Things you don't think about

Wednesday, June 15, 2011
While rambling around the web looking for something else entirely, I stumbled upon the article  The Unsung Heroes of Biscuit Embossing at the website Edible Geography. The article starts with this:
Interestingly, when the Oreo was first introduced by Nabisco in 1912, it used a much more organic wreath for its emboss, later augmented with two pairs of turtledoves in a 1924 redesign. The contemporary Oreo stamp was introduced in 1952, and it has remained unchanged, and, in the words of Pulitzer Prize-winning architecture critic Paul Goldberger, “the stuff of legend,” ever since.

Writing in 1986, to mark the cookie’s seventy-fifth birthday, Goldberger declared that the Oreo “stands as the archetype of its kind, a reminder that cookies are designed as consciously as buildings, and sometimes better.” Comparing the Oreo to its less successful competitor, the Hydrox, Goldberger notes:

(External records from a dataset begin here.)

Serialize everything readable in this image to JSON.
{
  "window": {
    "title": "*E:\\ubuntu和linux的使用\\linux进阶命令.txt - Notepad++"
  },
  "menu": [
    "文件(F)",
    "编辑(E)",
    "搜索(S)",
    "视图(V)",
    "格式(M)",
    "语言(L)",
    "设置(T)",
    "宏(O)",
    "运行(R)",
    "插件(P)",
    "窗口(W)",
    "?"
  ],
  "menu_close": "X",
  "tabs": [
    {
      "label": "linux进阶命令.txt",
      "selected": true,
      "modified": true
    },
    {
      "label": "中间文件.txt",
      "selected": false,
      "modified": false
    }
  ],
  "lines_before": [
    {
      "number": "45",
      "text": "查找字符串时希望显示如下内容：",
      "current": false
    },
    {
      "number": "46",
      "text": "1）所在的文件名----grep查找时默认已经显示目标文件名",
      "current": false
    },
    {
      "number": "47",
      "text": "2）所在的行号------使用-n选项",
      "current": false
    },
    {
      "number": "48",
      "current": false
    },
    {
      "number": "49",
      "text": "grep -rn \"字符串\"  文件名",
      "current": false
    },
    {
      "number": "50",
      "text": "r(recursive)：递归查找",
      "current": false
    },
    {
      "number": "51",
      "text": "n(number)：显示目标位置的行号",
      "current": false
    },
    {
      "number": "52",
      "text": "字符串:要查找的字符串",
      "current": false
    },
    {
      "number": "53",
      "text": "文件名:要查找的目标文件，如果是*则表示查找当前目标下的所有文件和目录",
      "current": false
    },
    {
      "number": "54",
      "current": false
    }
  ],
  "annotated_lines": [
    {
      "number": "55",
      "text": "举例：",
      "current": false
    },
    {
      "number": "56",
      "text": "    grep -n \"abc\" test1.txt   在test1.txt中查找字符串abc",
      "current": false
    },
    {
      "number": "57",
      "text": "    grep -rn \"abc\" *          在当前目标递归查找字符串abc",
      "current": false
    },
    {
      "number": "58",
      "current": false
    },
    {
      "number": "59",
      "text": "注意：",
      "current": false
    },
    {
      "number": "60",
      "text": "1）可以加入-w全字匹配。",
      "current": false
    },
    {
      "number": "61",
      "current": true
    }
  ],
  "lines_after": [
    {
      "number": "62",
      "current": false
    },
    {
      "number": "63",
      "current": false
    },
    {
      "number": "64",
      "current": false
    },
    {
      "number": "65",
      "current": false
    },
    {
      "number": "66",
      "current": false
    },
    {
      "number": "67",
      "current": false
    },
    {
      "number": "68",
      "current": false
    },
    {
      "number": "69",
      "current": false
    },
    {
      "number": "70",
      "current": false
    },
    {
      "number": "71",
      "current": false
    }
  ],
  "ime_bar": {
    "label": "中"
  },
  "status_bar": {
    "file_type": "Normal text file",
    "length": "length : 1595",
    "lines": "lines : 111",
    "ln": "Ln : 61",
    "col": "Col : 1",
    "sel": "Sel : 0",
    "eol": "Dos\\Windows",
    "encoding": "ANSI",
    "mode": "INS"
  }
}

Still, it is the Oreo that has become the icon. And after all, it is the more American-looking of the two — its even pattern, however dowdy, has an industrial, stamped-out quality. It might be said to combine homelike decoration with an American love of machine imagery, and in that combination lies a triumph of design.
It first discusses the evolution of the emboss on Oreo cookies, who may have designed it and what it may symbolize. From there it branches into a discussion of the history of embosses on biscuits and the practical reasons for some of the features of an emboss, and eventually the technology and machinery created to mass produce biscuits.

I had never given any thought to the patterns backed into an Oreo cookie. They were just there.

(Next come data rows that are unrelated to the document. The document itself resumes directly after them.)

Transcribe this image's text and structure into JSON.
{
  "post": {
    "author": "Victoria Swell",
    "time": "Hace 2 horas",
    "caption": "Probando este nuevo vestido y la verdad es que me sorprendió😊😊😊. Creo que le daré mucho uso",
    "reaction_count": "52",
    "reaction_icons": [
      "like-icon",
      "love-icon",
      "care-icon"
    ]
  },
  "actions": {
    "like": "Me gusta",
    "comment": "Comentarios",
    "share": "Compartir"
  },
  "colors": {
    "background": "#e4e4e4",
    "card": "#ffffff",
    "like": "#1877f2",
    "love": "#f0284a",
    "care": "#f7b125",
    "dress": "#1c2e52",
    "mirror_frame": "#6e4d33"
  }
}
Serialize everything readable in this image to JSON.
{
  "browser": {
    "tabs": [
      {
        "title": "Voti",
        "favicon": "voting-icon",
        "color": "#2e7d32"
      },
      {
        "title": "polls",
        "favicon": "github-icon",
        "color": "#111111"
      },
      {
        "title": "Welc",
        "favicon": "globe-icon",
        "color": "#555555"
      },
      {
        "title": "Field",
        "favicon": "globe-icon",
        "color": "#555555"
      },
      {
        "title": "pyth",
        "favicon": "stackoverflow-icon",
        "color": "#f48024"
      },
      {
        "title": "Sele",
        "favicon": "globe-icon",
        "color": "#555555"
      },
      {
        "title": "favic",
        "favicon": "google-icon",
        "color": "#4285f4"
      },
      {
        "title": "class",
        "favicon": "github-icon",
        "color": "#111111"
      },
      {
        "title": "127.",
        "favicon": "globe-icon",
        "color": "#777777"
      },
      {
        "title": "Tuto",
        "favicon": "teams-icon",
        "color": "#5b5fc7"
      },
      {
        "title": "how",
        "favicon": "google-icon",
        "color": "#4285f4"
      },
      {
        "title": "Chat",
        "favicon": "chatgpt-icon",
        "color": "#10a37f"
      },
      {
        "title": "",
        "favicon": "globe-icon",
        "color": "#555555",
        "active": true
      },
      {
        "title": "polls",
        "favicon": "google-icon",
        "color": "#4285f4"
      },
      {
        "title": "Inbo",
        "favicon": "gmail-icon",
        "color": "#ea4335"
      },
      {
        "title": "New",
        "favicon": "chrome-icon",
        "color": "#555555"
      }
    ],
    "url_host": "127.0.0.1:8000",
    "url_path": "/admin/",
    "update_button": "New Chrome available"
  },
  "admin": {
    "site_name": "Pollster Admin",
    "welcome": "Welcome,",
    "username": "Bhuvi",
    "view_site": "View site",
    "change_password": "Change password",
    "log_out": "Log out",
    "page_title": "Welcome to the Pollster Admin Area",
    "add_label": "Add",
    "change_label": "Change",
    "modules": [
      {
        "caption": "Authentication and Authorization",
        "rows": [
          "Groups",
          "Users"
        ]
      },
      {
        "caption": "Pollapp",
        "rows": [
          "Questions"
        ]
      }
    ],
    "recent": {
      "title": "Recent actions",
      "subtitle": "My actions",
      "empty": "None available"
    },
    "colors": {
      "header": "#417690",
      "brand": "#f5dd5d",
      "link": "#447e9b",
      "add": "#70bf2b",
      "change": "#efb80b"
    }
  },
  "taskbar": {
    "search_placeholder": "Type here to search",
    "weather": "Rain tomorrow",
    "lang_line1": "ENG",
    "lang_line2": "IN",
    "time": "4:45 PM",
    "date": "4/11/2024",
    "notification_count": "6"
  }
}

Although it sounds silly in context, the sentence fragment "cookies are designed as consciously as buildings" makes an interesting point. You can say the same thing about virtually any manufactured item. A coin from you pocket, the cup you drink your coffee from, the tile on your floor -- each is a thing you give no thought to, yet the details of them are considerable. As an example, here's the Wikipedia page about the common nail.

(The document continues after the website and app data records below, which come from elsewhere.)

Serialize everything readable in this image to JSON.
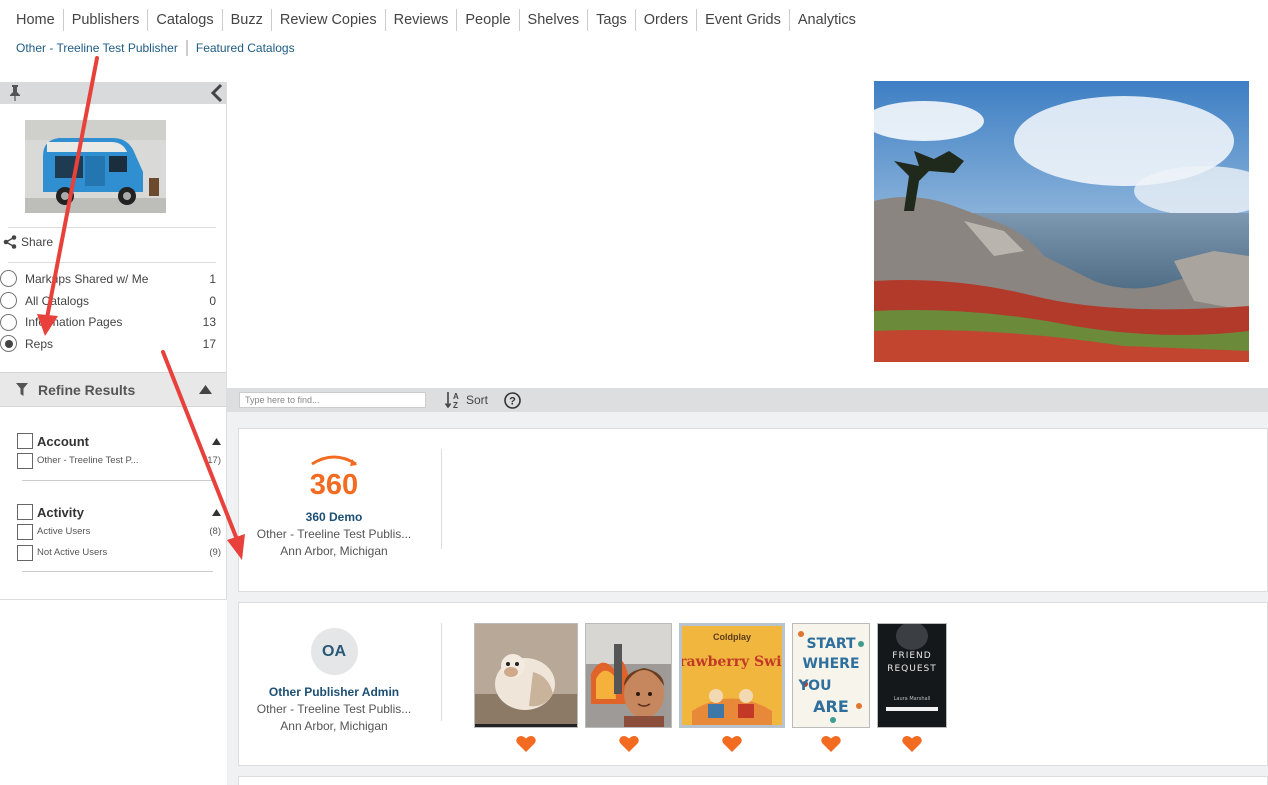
{
  "nav": {
    "items": [
      "Home",
      "Publishers",
      "Catalogs",
      "Buzz",
      "Review Copies",
      "Reviews",
      "People",
      "Shelves",
      "Tags",
      "Orders",
      "Event Grids",
      "Analytics"
    ]
  },
  "breadcrumb": [
    "Other - Treeline Test Publisher",
    "Featured Catalogs"
  ],
  "sidebar": {
    "share_label": "Share",
    "views": [
      {
        "label": "Markups Shared w/ Me",
        "count": "1",
        "checked": false
      },
      {
        "label": "All Catalogs",
        "count": "0",
        "checked": false
      },
      {
        "label": "Information Pages",
        "count": "13",
        "checked": false
      },
      {
        "label": "Reps",
        "count": "17",
        "checked": true
      }
    ],
    "refine_title": "Refine Results",
    "facets": [
      {
        "title": "Account",
        "options": [
          {
            "label": "Other - Treeline Test P...",
            "count": "(17)"
          }
        ]
      },
      {
        "title": "Activity",
        "options": [
          {
            "label": "Active Users",
            "count": "(8)"
          },
          {
            "label": "Not Active Users",
            "count": "(9)"
          }
        ]
      }
    ]
  },
  "toolbar": {
    "search_placeholder": "Type here to find...",
    "sort_label": "Sort"
  },
  "reps": [
    {
      "logo_text": "360",
      "name": "360 Demo",
      "org": "Other - Treeline Test Publis...",
      "location": "Ann Arbor, Michigan"
    },
    {
      "initials": "OA",
      "name": "Other Publisher Admin",
      "org": "Other - Treeline Test Publis...",
      "location": "Ann Arbor, Michigan",
      "books": [
        {
          "title": "",
          "author": ""
        },
        {
          "title": "",
          "author": ""
        },
        {
          "title": "Strawberry Swing",
          "author": "Coldplay"
        },
        {
          "title": "Start Where You Are",
          "author": ""
        },
        {
          "title": "Friend Request",
          "author": "Laura Marshall"
        }
      ]
    }
  ],
  "colors": {
    "link": "#1d5b84",
    "accent_orange": "#f26b21",
    "annotation_red": "#e8413b",
    "toolbar_bg": "#dcdedf"
  }
}
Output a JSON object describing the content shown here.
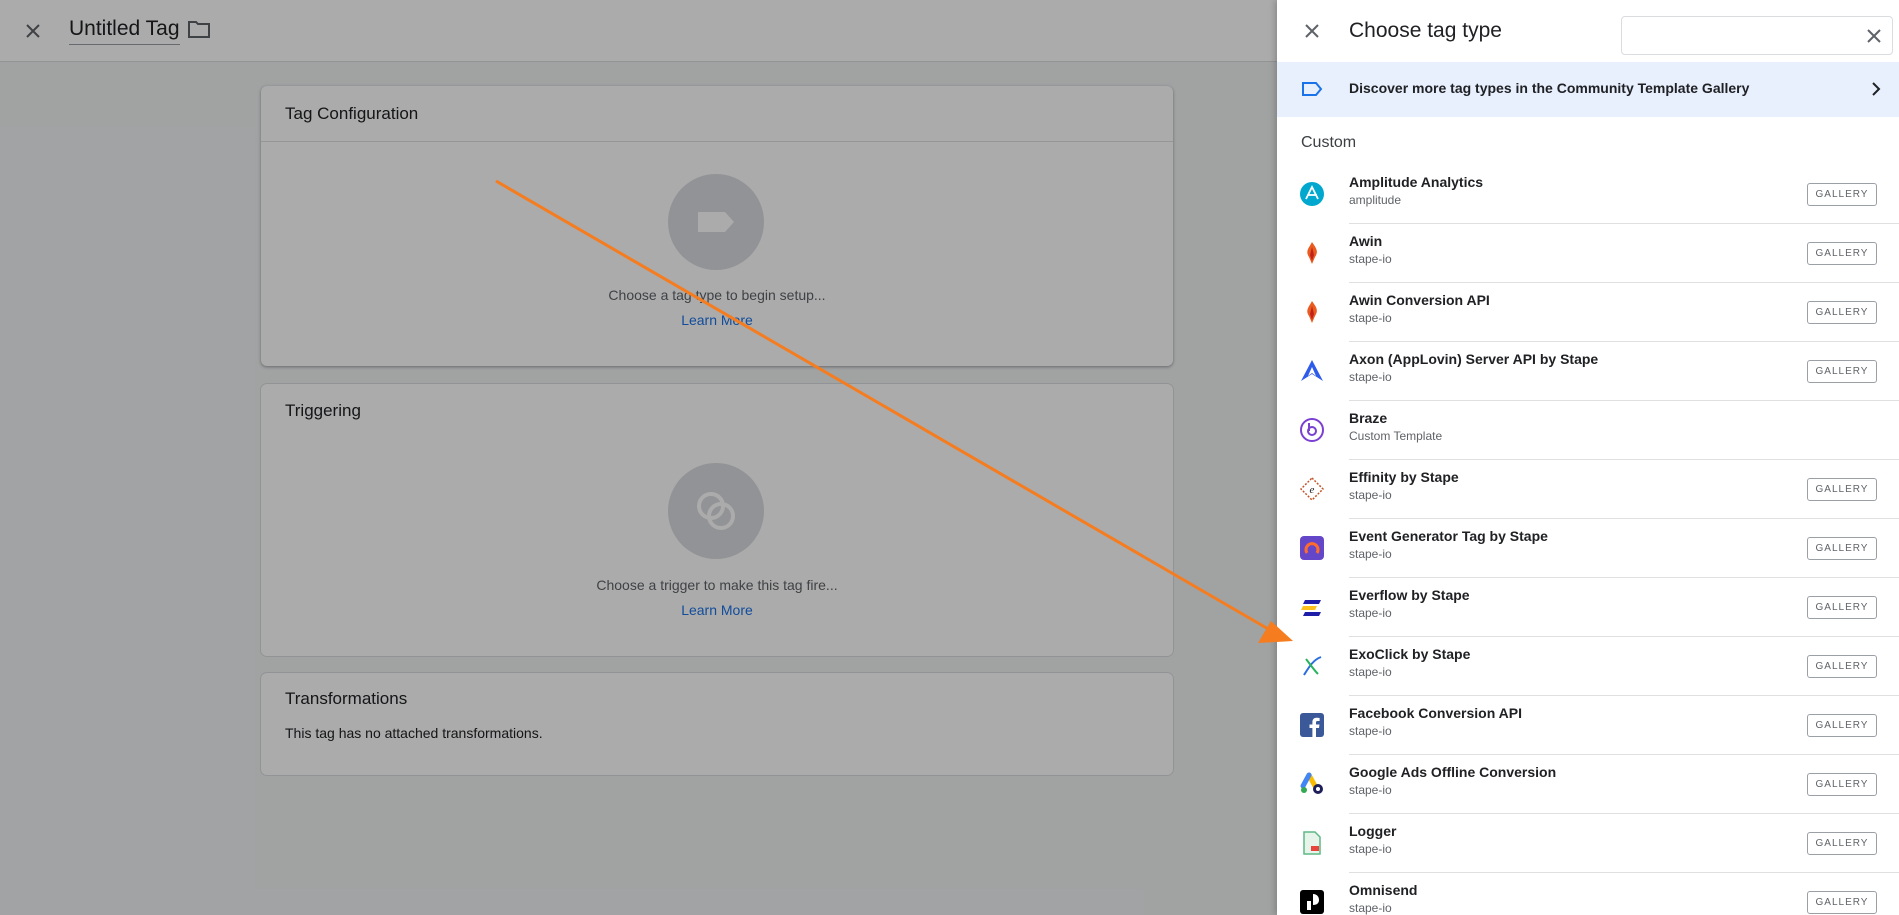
{
  "editor": {
    "title": "Untitled Tag",
    "config_card": {
      "title": "Tag Configuration",
      "hint": "Choose a tag type to begin setup...",
      "learn_more": "Learn More"
    },
    "trigger_card": {
      "title": "Triggering",
      "hint": "Choose a trigger to make this tag fire...",
      "learn_more": "Learn More"
    },
    "transform_card": {
      "title": "Transformations",
      "text": "This tag has no attached transformations."
    }
  },
  "panel": {
    "title": "Choose tag type",
    "search": {
      "value": "",
      "placeholder": ""
    },
    "banner": "Discover more tag types in the Community Template Gallery",
    "section": "Custom",
    "gallery_label": "GALLERY",
    "items": [
      {
        "name": "Amplitude Analytics",
        "sub": "amplitude",
        "icon": "amplitude-icon",
        "gallery": true
      },
      {
        "name": "Awin",
        "sub": "stape-io",
        "icon": "awin-icon",
        "gallery": true
      },
      {
        "name": "Awin Conversion API",
        "sub": "stape-io",
        "icon": "awin-icon",
        "gallery": true
      },
      {
        "name": "Axon (AppLovin) Server API by Stape",
        "sub": "stape-io",
        "icon": "axon-icon",
        "gallery": true
      },
      {
        "name": "Braze",
        "sub": "Custom Template",
        "icon": "braze-icon",
        "gallery": false
      },
      {
        "name": "Effinity by Stape",
        "sub": "stape-io",
        "icon": "effinity-icon",
        "gallery": true
      },
      {
        "name": "Event Generator Tag by Stape",
        "sub": "stape-io",
        "icon": "event-generator-icon",
        "gallery": true
      },
      {
        "name": "Everflow by Stape",
        "sub": "stape-io",
        "icon": "everflow-icon",
        "gallery": true
      },
      {
        "name": "ExoClick by Stape",
        "sub": "stape-io",
        "icon": "exoclick-icon",
        "gallery": true
      },
      {
        "name": "Facebook Conversion API",
        "sub": "stape-io",
        "icon": "facebook-icon",
        "gallery": true
      },
      {
        "name": "Google Ads Offline Conversion",
        "sub": "stape-io",
        "icon": "google-ads-icon",
        "gallery": true
      },
      {
        "name": "Logger",
        "sub": "stape-io",
        "icon": "logger-icon",
        "gallery": true
      },
      {
        "name": "Omnisend",
        "sub": "stape-io",
        "icon": "omnisend-icon",
        "gallery": true
      }
    ]
  },
  "colors": {
    "accent": "#1a73e8",
    "banner_bg": "#e8f0fe",
    "arrow": "#f57c1f"
  }
}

If you narrow your focus enough, and concentrate on just a mundane slice of the big picture, it is always amazing how thought through the details are, and how many experts there must be out there. Experts at little and sometimes obscure chunks of knowledge. Things we don't think about.  From time to time, the little things are worth looking at, worth turning over in your hand and carefully considering it, just to remind yourself of that fact.

0 comments: